_Exercise description:_
Although the entries contain pictures, copy only their text, exactly as written.

Records excerpted from a collection:
_____

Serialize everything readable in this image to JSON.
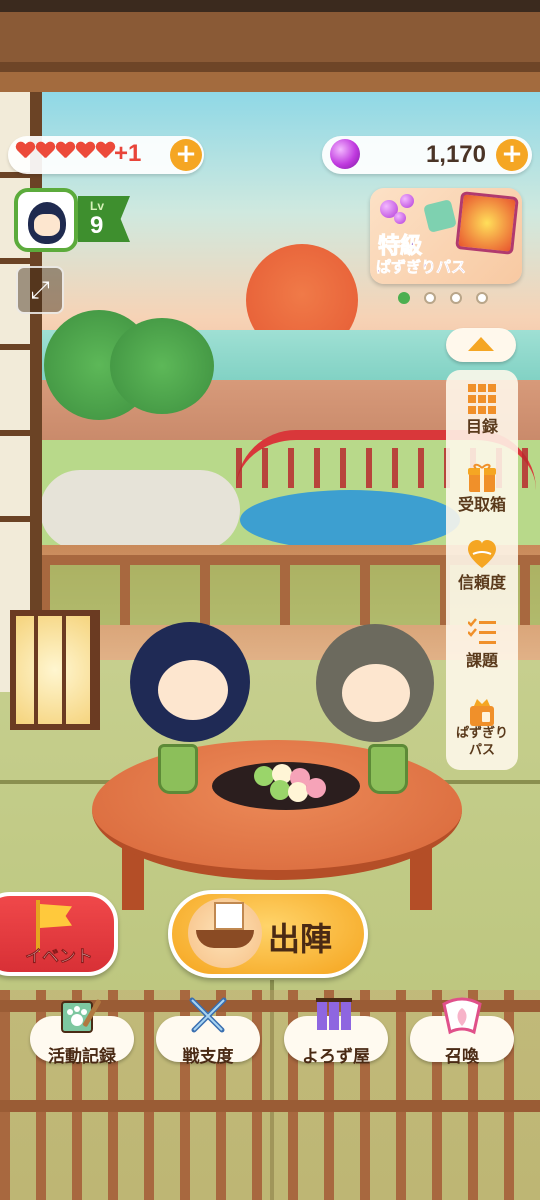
{
  "hud": {
    "hearts_count": 5,
    "hearts_bonus": "+1",
    "gems": "1,170",
    "level_label": "Lv",
    "level_value": "9"
  },
  "banner": {
    "line1": "特級",
    "line2": "ぱずぎりパス",
    "page_count": 4,
    "active_page": 1
  },
  "side_menu": {
    "items": [
      {
        "label": "目録",
        "icon": "grid-icon"
      },
      {
        "label": "受取箱",
        "icon": "gift-box-icon"
      },
      {
        "label": "信頼度",
        "icon": "heart-icon"
      },
      {
        "label": "課題",
        "icon": "checklist-icon"
      },
      {
        "label": "ぱずぎりパス",
        "line1": "ぱずぎり",
        "line2": "パス",
        "icon": "pass-bag-icon"
      }
    ]
  },
  "buttons": {
    "event": "イベント",
    "sortie": "出陣"
  },
  "bottom_nav": [
    {
      "label": "活動記録",
      "icon": "paw-scroll-icon"
    },
    {
      "label": "戦支度",
      "icon": "crossed-swords-icon"
    },
    {
      "label": "よろず屋",
      "icon": "shop-curtain-icon"
    },
    {
      "label": "召喚",
      "icon": "summon-fan-icon"
    }
  ],
  "colors": {
    "accent_orange": "#f5a623",
    "heart_red": "#ec4a3a",
    "level_green": "#3e8f2e",
    "event_red": "#e03a3e",
    "pass_purple": "#7b3fc7"
  }
}
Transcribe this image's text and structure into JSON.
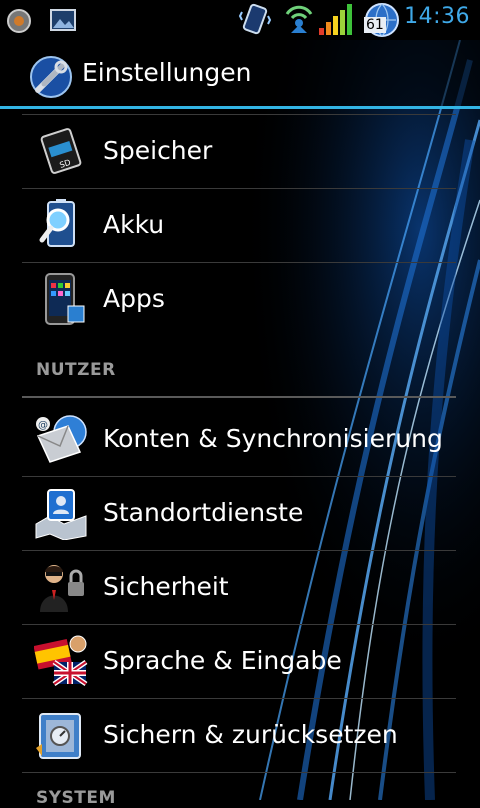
{
  "status_bar": {
    "time": "14:36",
    "battery_level": "61",
    "icons": [
      "notification-circle-icon",
      "image-icon",
      "phone-vibrate-icon",
      "wifi-hotspot-icon",
      "signal-bars-icon",
      "battery-globe-icon"
    ]
  },
  "action_bar": {
    "title": "Einstellungen",
    "icon": "settings-wrench-icon"
  },
  "sections": {
    "nutzer": "NUTZER",
    "system": "SYSTEM"
  },
  "items": [
    {
      "label": "Speicher",
      "icon": "sd-card-icon"
    },
    {
      "label": "Akku",
      "icon": "battery-magnifier-icon"
    },
    {
      "label": "Apps",
      "icon": "phone-apps-icon"
    },
    {
      "label": "Konten & Synchronisierung",
      "icon": "mail-globe-icon"
    },
    {
      "label": "Standortdienste",
      "icon": "location-map-icon"
    },
    {
      "label": "Sicherheit",
      "icon": "agent-lock-icon"
    },
    {
      "label": "Sprache & Eingabe",
      "icon": "flags-icon"
    },
    {
      "label": "Sichern & zurücksetzen",
      "icon": "backup-safe-icon"
    }
  ],
  "colors": {
    "accent": "#33b5e5",
    "clock": "#3fa9e8",
    "background": "#000000",
    "section_text": "#9a9a9a"
  }
}
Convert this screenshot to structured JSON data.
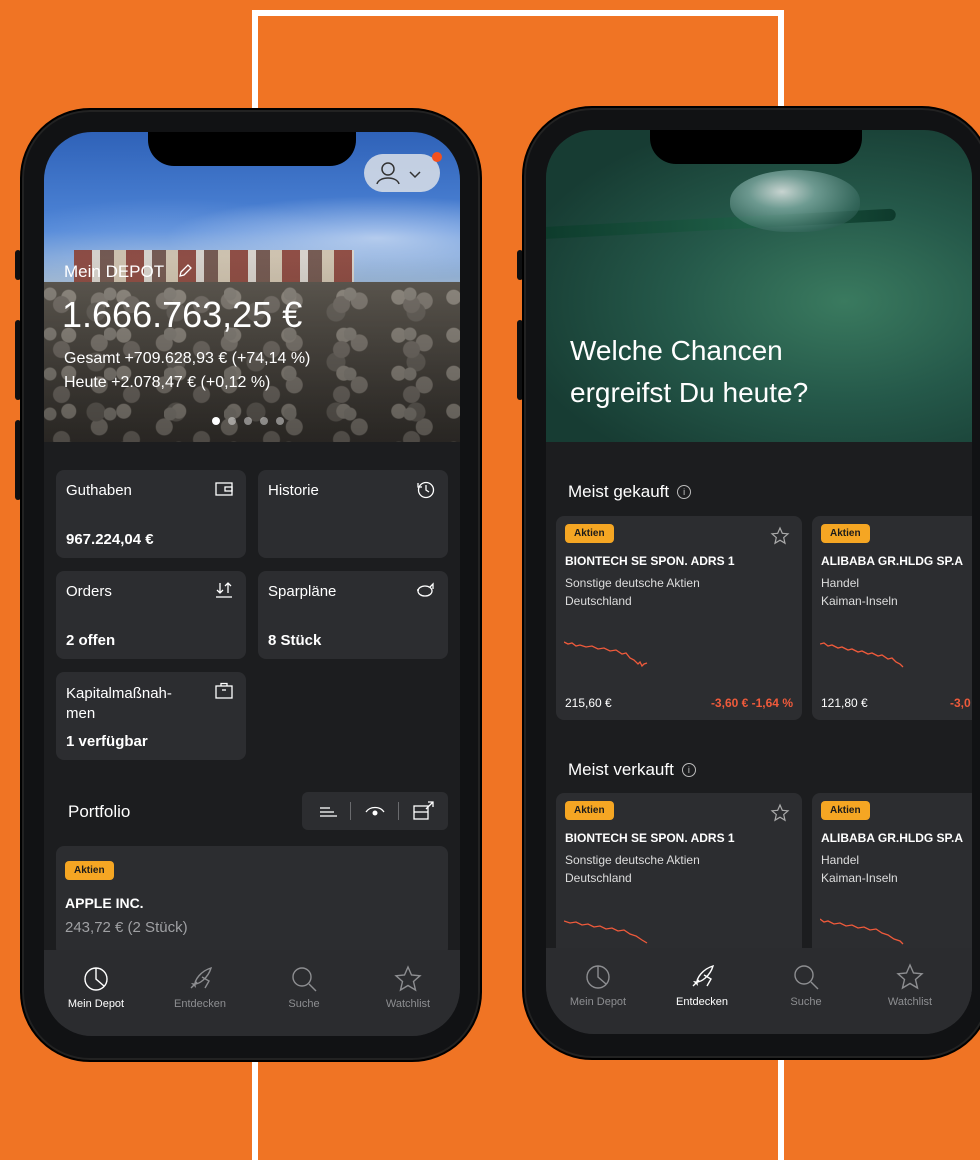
{
  "colors": {
    "background": "#f07424",
    "accent": "#f5a623",
    "negative": "#ef5a3b",
    "tile": "#2c2d30",
    "screen": "#1c1d1f"
  },
  "left": {
    "header": {
      "depot_label": "Mein DEPOT",
      "value": "1.666.763,25 €",
      "total": "Gesamt +709.628,93 € (+74,14 %)",
      "today": "Heute +2.078,47 € (+0,12 %)"
    },
    "tiles": [
      {
        "label": "Guthaben",
        "value": "967.224,04 €",
        "icon": "wallet-icon"
      },
      {
        "label": "Historie",
        "value": "",
        "icon": "history-icon"
      },
      {
        "label": "Orders",
        "value": "2 offen",
        "icon": "sort-icon"
      },
      {
        "label": "Sparpläne",
        "value": "8 Stück",
        "icon": "piggy-bank-icon"
      },
      {
        "label": "Kapitalmaßnah-\nmen",
        "value": "1 verfügbar",
        "icon": "briefcase-icon"
      }
    ],
    "portfolio": {
      "title": "Portfolio",
      "card": {
        "badge": "Aktien",
        "name": "APPLE INC.",
        "detail": "243,72 € (2 Stück)"
      }
    },
    "tabs": [
      "Mein Depot",
      "Entdecken",
      "Suche",
      "Watchlist"
    ]
  },
  "right": {
    "hero_title": "Welche Chancen\nergreifst Du heute?",
    "sections": [
      {
        "title": "Meist gekauft",
        "cards": [
          {
            "badge": "Aktien",
            "name": "BIONTECH SE SPON. ADRS 1",
            "sub1": "Sonstige deutsche Aktien",
            "sub2": "Deutschland",
            "price": "215,60 €",
            "change": "-3,60 €  -1,64 %"
          },
          {
            "badge": "Aktien",
            "name": "ALIBABA GR.HLDG SP.A",
            "sub1": "Handel",
            "sub2": "Kaiman-Inseln",
            "price": "121,80 €",
            "change": "-3,0"
          }
        ]
      },
      {
        "title": "Meist verkauft",
        "cards": [
          {
            "badge": "Aktien",
            "name": "BIONTECH SE SPON. ADRS 1",
            "sub1": "Sonstige deutsche Aktien",
            "sub2": "Deutschland"
          },
          {
            "badge": "Aktien",
            "name": "ALIBABA GR.HLDG SP.A",
            "sub1": "Handel",
            "sub2": "Kaiman-Inseln"
          }
        ]
      }
    ],
    "tabs": [
      "Mein Depot",
      "Entdecken",
      "Suche",
      "Watchlist"
    ]
  }
}
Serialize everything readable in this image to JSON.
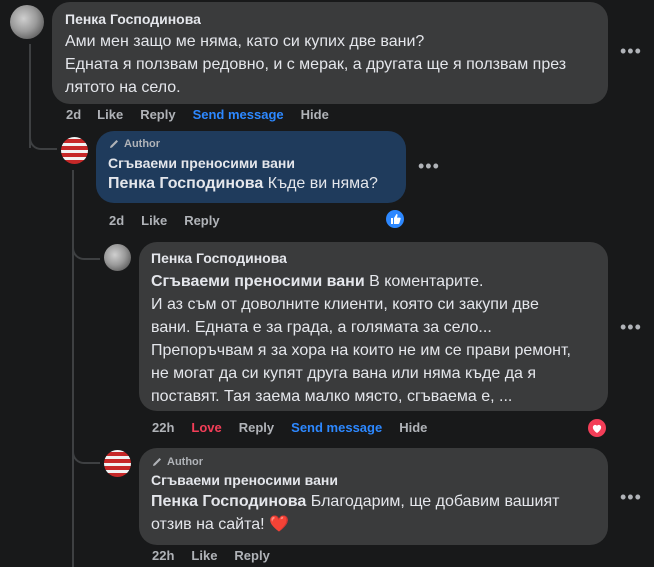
{
  "comment1": {
    "author": "Пенка Господинова",
    "line1": "Ами мен защо ме няма, като си купих две вани?",
    "line2": "Едната я ползвам редовно, и с мерак, а другата ще я ползвам през",
    "line3": "лятото на село.",
    "time": "2d",
    "like": "Like",
    "reply": "Reply",
    "send": "Send message",
    "hide": "Hide"
  },
  "reply1": {
    "badge": "Author",
    "page": "Сгъваеми преносими вани",
    "mention": "Пенка Господинова",
    "text": " Къде ви няма?",
    "time": "2d",
    "like": "Like",
    "reply": "Reply"
  },
  "reply2": {
    "author": "Пенка Господинова",
    "mention": "Сгъваеми преносими вани",
    "line1": " В коментарите.",
    "line2": "И аз съм от доволните клиенти, която си закупи две",
    "line3": "вани. Едната е за града, а голямата за село...",
    "line4": "Препоръчвам я за хора на които не им се прави ремонт,",
    "line5": "не могат да си купят друга вана или няма къде да я",
    "line6": "поставят. Тая заема малко място, сгъваема е, ...",
    "time": "22h",
    "love": "Love",
    "reply": "Reply",
    "send": "Send message",
    "hide": "Hide"
  },
  "reply3": {
    "badge": "Author",
    "page": "Сгъваеми преносими вани",
    "mention": "Пенка Господинова",
    "line1": " Благодарим, ще добавим вашият",
    "line2": "отзив на сайта! ",
    "heart": "❤️",
    "time": "22h",
    "like": "Like",
    "reply": "Reply"
  },
  "icons": {
    "more": "more-options-icon",
    "like_reaction": "like-reaction-icon",
    "love_reaction": "love-reaction-icon",
    "pencil": "pencil-icon"
  },
  "colors": {
    "background": "#18191a",
    "bubble": "#3a3b3c",
    "author_bubble": "#1f3b5c",
    "link": "#2d88ff",
    "love": "#f33e58"
  }
}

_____

_Reply:_
Serialize everything readable in this image to JSON.
{
  "hud": {
    "hearts_count": 5,
    "hearts_bonus": "+1",
    "gems": "1,170",
    "level_label": "Lv",
    "level_value": "9"
  },
  "banner": {
    "line1": "特級",
    "line2": "ぱずぎりパス",
    "page_count": 4,
    "active_page": 1
  },
  "side_menu": {
    "items": [
      {
        "label": "目録",
        "icon": "grid-icon"
      },
      {
        "label": "受取箱",
        "icon": "gift-box-icon"
      },
      {
        "label": "信頼度",
        "icon": "heart-icon"
      },
      {
        "label": "課題",
        "icon": "checklist-icon"
      },
      {
        "label": "ぱずぎりパス",
        "line1": "ぱずぎり",
        "line2": "パス",
        "icon": "pass-bag-icon"
      }
    ]
  },
  "buttons": {
    "event": "イベント",
    "sortie": "出陣"
  },
  "bottom_nav": [
    {
      "label": "活動記録",
      "icon": "paw-scroll-icon"
    },
    {
      "label": "戦支度",
      "icon": "crossed-swords-icon"
    },
    {
      "label": "よろず屋",
      "icon": "shop-curtain-icon"
    },
    {
      "label": "召喚",
      "icon": "summon-fan-icon"
    }
  ],
  "colors": {
    "accent_orange": "#f5a623",
    "heart_red": "#ec4a3a",
    "level_green": "#3e8f2e",
    "event_red": "#e03a3e",
    "pass_purple": "#7b3fc7"
  }
}
Transcribe this image's text and structure into JSON.
{
  "status_bar": {
    "time": "14:36",
    "battery_level": "61",
    "icons": [
      "notification-circle-icon",
      "image-icon",
      "phone-vibrate-icon",
      "wifi-hotspot-icon",
      "signal-bars-icon",
      "battery-globe-icon"
    ]
  },
  "action_bar": {
    "title": "Einstellungen",
    "icon": "settings-wrench-icon"
  },
  "sections": {
    "nutzer": "NUTZER",
    "system": "SYSTEM"
  },
  "items": [
    {
      "label": "Speicher",
      "icon": "sd-card-icon"
    },
    {
      "label": "Akku",
      "icon": "battery-magnifier-icon"
    },
    {
      "label": "Apps",
      "icon": "phone-apps-icon"
    },
    {
      "label": "Konten & Synchronisierung",
      "icon": "mail-globe-icon"
    },
    {
      "label": "Standortdienste",
      "icon": "location-map-icon"
    },
    {
      "label": "Sicherheit",
      "icon": "agent-lock-icon"
    },
    {
      "label": "Sprache & Eingabe",
      "icon": "flags-icon"
    },
    {
      "label": "Sichern & zurücksetzen",
      "icon": "backup-safe-icon"
    }
  ],
  "colors": {
    "accent": "#33b5e5",
    "clock": "#3fa9e8",
    "background": "#000000",
    "section_text": "#9a9a9a"
  }
}
Convert this screenshot to structured JSON data.
{
  "colors": {
    "background": "#f07424",
    "accent": "#f5a623",
    "negative": "#ef5a3b",
    "tile": "#2c2d30",
    "screen": "#1c1d1f"
  },
  "left": {
    "header": {
      "depot_label": "Mein DEPOT",
      "value": "1.666.763,25 €",
      "total": "Gesamt +709.628,93 € (+74,14 %)",
      "today": "Heute +2.078,47 € (+0,12 %)"
    },
    "tiles": [
      {
        "label": "Guthaben",
        "value": "967.224,04 €",
        "icon": "wallet-icon"
      },
      {
        "label": "Historie",
        "value": "",
        "icon": "history-icon"
      },
      {
        "label": "Orders",
        "value": "2 offen",
        "icon": "sort-icon"
      },
      {
        "label": "Sparpläne",
        "value": "8 Stück",
        "icon": "piggy-bank-icon"
      },
      {
        "label": "Kapitalmaßnah-\nmen",
        "value": "1 verfügbar",
        "icon": "briefcase-icon"
      }
    ],
    "portfolio": {
      "title": "Portfolio",
      "card": {
        "badge": "Aktien",
        "name": "APPLE INC.",
        "detail": "243,72 € (2 Stück)"
      }
    },
    "tabs": [
      "Mein Depot",
      "Entdecken",
      "Suche",
      "Watchlist"
    ]
  },
  "right": {
    "hero_title": "Welche Chancen\nergreifst Du heute?",
    "sections": [
      {
        "title": "Meist gekauft",
        "cards": [
          {
            "badge": "Aktien",
            "name": "BIONTECH SE SPON. ADRS 1",
            "sub1": "Sonstige deutsche Aktien",
            "sub2": "Deutschland",
            "price": "215,60 €",
            "change": "-3,60 €  -1,64 %"
          },
          {
            "badge": "Aktien",
            "name": "ALIBABA GR.HLDG SP.A",
            "sub1": "Handel",
            "sub2": "Kaiman-Inseln",
            "price": "121,80 €",
            "change": "-3,0"
          }
        ]
      },
      {
        "title": "Meist verkauft",
        "cards": [
          {
            "badge": "Aktien",
            "name": "BIONTECH SE SPON. ADRS 1",
            "sub1": "Sonstige deutsche Aktien",
            "sub2": "Deutschland"
          },
          {
            "badge": "Aktien",
            "name": "ALIBABA GR.HLDG SP.A",
            "sub1": "Handel",
            "sub2": "Kaiman-Inseln"
          }
        ]
      }
    ],
    "tabs": [
      "Mein Depot",
      "Entdecken",
      "Suche",
      "Watchlist"
    ]
  }
}
Serialize everything readable in this image to JSON.
{
  "comment1": {
    "author": "Пенка Господинова",
    "line1": "Ами мен защо ме няма, като си купих две вани?",
    "line2": "Едната я ползвам редовно, и с мерак, а другата ще я ползвам през",
    "line3": "лятото на село.",
    "time": "2d",
    "like": "Like",
    "reply": "Reply",
    "send": "Send message",
    "hide": "Hide"
  },
  "reply1": {
    "badge": "Author",
    "page": "Сгъваеми преносими вани",
    "mention": "Пенка Господинова",
    "text": " Къде ви няма?",
    "time": "2d",
    "like": "Like",
    "reply": "Reply"
  },
  "reply2": {
    "author": "Пенка Господинова",
    "mention": "Сгъваеми преносими вани",
    "line1": " В коментарите.",
    "line2": "И аз съм от доволните клиенти, която си закупи две",
    "line3": "вани. Едната е за града, а голямата за село...",
    "line4": "Препоръчвам я за хора на които не им се прави ремонт,",
    "line5": "не могат да си купят друга вана или няма къде да я",
    "line6": "поставят. Тая заема малко място, сгъваема е, ...",
    "time": "22h",
    "love": "Love",
    "reply": "Reply",
    "send": "Send message",
    "hide": "Hide"
  },
  "reply3": {
    "badge": "Author",
    "page": "Сгъваеми преносими вани",
    "mention": "Пенка Господинова",
    "line1": " Благодарим, ще добавим вашият",
    "line2": "отзив на сайта! ",
    "heart": "❤️",
    "time": "22h",
    "like": "Like",
    "reply": "Reply"
  },
  "icons": {
    "more": "more-options-icon",
    "like_reaction": "like-reaction-icon",
    "love_reaction": "love-reaction-icon",
    "pencil": "pencil-icon"
  },
  "colors": {
    "background": "#18191a",
    "bubble": "#3a3b3c",
    "author_bubble": "#1f3b5c",
    "link": "#2d88ff",
    "love": "#f33e58"
  }
}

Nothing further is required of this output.